Not all automatically revoked organizations can use the EZ to apply for reinstatement of exemption. Remember the eligibility work sheet? Questions 29 and 30 address automatically revoked organizations applying for reinstatement. If you are applying for reinstatement under section 4 of revenue procedure 2014-11 and changing your foundation classification, you cannot use the EZ. Or if you are applying for retroactive reinstatement under section 5 or 6 of revenue procedure 2014-11, you cannot use the EZ. You must file the standard 1023. So which automatically revoked organizations applying for reinstatement can use the EZ?
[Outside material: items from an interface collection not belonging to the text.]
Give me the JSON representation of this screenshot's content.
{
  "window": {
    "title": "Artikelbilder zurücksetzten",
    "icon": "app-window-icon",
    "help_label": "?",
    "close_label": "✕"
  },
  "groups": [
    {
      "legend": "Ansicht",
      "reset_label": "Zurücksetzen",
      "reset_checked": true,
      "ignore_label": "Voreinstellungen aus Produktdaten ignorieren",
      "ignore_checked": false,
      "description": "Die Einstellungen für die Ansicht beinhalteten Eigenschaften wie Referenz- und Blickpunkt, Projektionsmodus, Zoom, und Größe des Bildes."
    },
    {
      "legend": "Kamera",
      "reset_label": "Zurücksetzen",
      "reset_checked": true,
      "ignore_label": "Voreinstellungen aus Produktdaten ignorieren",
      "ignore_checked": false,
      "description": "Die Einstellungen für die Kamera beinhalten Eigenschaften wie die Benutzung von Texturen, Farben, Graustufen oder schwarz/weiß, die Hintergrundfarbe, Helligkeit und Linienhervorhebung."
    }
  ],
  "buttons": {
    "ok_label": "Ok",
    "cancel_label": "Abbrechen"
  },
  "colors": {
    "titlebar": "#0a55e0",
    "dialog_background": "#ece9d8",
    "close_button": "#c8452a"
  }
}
Organizations that meet the criteria of revenue procedure 2014-11, section 4 or section 7, can apply for reinstatement on EZ. See boxes 1 and 2 on the current slide. If you meet all of the criteria in the Rev. Proc. for section four to be retroactively reinstated and are not changing your foundation classification, check Box 1. If you meet all of the criteria in the Rev. Proc.

for section seven to be reinstated effective the date of the application filing, check Box 2.
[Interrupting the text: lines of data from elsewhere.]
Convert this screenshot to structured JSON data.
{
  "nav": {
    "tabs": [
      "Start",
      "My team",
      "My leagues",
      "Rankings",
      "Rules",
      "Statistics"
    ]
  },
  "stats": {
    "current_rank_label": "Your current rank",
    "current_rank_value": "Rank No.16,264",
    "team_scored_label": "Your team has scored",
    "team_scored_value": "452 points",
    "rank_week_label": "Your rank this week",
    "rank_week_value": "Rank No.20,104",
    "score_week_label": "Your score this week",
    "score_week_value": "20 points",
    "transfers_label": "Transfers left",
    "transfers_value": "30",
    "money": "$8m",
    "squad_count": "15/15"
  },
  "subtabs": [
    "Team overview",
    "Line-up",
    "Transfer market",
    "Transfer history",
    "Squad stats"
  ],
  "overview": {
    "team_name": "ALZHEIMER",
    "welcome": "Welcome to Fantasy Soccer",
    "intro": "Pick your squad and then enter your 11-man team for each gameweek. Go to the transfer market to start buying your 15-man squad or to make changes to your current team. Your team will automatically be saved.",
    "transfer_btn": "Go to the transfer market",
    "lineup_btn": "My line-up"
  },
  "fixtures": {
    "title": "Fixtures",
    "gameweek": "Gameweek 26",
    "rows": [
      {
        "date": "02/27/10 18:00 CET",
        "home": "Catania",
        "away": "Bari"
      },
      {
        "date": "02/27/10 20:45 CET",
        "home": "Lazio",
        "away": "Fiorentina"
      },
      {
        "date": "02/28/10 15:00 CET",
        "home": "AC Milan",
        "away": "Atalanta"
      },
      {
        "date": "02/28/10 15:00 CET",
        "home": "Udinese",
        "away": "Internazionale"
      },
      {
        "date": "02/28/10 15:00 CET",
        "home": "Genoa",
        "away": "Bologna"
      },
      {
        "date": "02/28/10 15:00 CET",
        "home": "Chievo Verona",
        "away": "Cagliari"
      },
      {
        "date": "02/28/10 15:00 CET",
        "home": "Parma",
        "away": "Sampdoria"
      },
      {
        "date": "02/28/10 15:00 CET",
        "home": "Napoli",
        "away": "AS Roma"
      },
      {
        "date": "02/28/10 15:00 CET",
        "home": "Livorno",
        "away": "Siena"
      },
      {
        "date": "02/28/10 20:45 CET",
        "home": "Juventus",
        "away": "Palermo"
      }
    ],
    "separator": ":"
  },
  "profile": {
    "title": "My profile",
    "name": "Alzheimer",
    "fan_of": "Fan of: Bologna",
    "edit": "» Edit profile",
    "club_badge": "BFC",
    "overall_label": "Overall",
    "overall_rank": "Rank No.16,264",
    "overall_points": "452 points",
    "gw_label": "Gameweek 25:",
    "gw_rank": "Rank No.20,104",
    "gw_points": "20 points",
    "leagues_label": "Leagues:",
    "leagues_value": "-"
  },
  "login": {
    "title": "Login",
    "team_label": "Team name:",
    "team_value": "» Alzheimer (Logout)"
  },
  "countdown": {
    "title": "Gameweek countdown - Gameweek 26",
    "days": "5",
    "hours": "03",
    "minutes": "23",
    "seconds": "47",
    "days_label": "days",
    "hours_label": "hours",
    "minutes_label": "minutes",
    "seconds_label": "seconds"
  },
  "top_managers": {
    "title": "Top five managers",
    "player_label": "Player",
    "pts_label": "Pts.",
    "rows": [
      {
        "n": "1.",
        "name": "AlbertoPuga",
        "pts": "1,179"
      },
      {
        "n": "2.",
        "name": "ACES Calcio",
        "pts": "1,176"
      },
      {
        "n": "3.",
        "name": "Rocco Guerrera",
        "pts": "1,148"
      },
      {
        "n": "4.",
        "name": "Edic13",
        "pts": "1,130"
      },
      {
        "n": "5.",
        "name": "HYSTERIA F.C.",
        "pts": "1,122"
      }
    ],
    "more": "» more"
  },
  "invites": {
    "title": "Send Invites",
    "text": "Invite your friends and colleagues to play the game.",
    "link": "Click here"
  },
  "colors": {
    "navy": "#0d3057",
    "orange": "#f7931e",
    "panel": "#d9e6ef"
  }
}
Remember, if you checked these boxes and do not meet the stated criteria in the Rev. Proc., your application will be rejected. The last part of the form is your signature. Make sure the signer is an officer, director, or trustee of your organization. The signer is declaring under penalties of perjury that they are authorized to sign the application, that they have examined the application, and that it is true, correct, and complete to the best of their knowledge. After this part, you will pay the user fee and submit the application. It is important to note that submitting the application does not guarantee exemption will be recognized. If your application is incomplete or not completed correctly, it may be rejected.
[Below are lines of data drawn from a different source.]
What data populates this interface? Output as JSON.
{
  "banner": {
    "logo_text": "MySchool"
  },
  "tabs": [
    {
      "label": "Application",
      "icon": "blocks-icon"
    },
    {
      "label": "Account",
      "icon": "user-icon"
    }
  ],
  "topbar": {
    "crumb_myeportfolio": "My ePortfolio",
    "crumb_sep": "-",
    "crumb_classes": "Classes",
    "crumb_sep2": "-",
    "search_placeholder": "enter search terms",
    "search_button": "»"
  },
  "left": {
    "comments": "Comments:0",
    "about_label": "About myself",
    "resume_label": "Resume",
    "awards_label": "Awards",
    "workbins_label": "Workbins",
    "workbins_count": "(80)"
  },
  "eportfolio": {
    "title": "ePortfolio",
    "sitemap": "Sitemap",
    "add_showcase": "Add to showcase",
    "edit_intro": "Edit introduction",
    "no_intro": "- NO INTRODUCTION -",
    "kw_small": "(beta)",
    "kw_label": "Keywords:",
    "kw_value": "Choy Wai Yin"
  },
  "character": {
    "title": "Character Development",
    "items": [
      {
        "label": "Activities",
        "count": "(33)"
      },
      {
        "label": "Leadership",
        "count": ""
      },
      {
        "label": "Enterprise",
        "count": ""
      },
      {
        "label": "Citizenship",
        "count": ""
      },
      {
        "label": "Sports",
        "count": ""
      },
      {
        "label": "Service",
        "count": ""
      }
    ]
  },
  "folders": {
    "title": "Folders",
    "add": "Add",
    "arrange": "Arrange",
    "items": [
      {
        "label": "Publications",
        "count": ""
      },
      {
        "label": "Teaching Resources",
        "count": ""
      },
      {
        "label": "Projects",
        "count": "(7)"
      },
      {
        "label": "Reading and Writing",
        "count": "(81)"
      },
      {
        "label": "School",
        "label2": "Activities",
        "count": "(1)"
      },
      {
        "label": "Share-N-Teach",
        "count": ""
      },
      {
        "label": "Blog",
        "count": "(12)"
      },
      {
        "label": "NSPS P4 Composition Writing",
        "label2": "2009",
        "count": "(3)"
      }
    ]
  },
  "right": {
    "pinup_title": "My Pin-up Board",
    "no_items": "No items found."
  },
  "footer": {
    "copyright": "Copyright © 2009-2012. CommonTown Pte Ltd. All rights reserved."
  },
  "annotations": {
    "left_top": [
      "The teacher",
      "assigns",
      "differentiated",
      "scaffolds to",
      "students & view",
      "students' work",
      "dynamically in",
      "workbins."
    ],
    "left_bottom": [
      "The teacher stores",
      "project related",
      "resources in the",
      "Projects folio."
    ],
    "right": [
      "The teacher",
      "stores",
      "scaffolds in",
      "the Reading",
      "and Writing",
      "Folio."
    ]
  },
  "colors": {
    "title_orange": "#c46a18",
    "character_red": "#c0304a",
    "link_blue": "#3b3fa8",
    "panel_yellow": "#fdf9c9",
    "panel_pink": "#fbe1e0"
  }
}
Additionally, you may be contacted for additional information. The IRS also selects a statistically valid random sample of applications for pre-determination reviews, which may also result in requests for additional information. If you have determined you cannot use the EZ, consider going to our website and using the interactive 1023. It includes prerequisite questions, auto-calculated fields, help buttons, and links to relevant information. Once completed, you will still print and mail the form. To get to the interactive 1023, simply go to www.IRS.gov/charities-non-profits and click on applying for tax-exempt status and then interactive form 1023. On this next slide, we have listed just a few of the topics available on the charities and nonprofits section of the IRS website. The site is located at www.IRS.gov/charities-non-profits. This site has a wealth of information for tax-exempt organizations. It can help you with applying, annual reporting, how to stay exempt, educational resources and guides, forms and instructions, and a host of other topics. There is also a search function titled tax-exempt organization search, which will identify organizations eligible to receive tax deductible contributions, automatically revoked organizations, determination letters after January 1, 2014, Form 990-series returns, and organizations that have filed the Form 990-N e-postcard. Finally, you may also wish to visit the stay exempt website located at www.stayexempt.IRS.gov. This is an IRS site created especially for section 501(c)(3) organizations. It has information for both new and existing organizations and includes recent news, videos, and tutorials. The course content includes subjects such as applying for section 501(c)(3) status, interactive form 1023, and prerequisite questions, life cycle of an exempt organization, maintaining section 501(c)(3) tax-exempt status, Form 990 overview, required disclosures, foundation classification, and more. There is also a resource library for your convenience. That is all we have for today. Thanks for attending the webinar on the Form 1023-EZ, streamlined application, and good luck with your organization.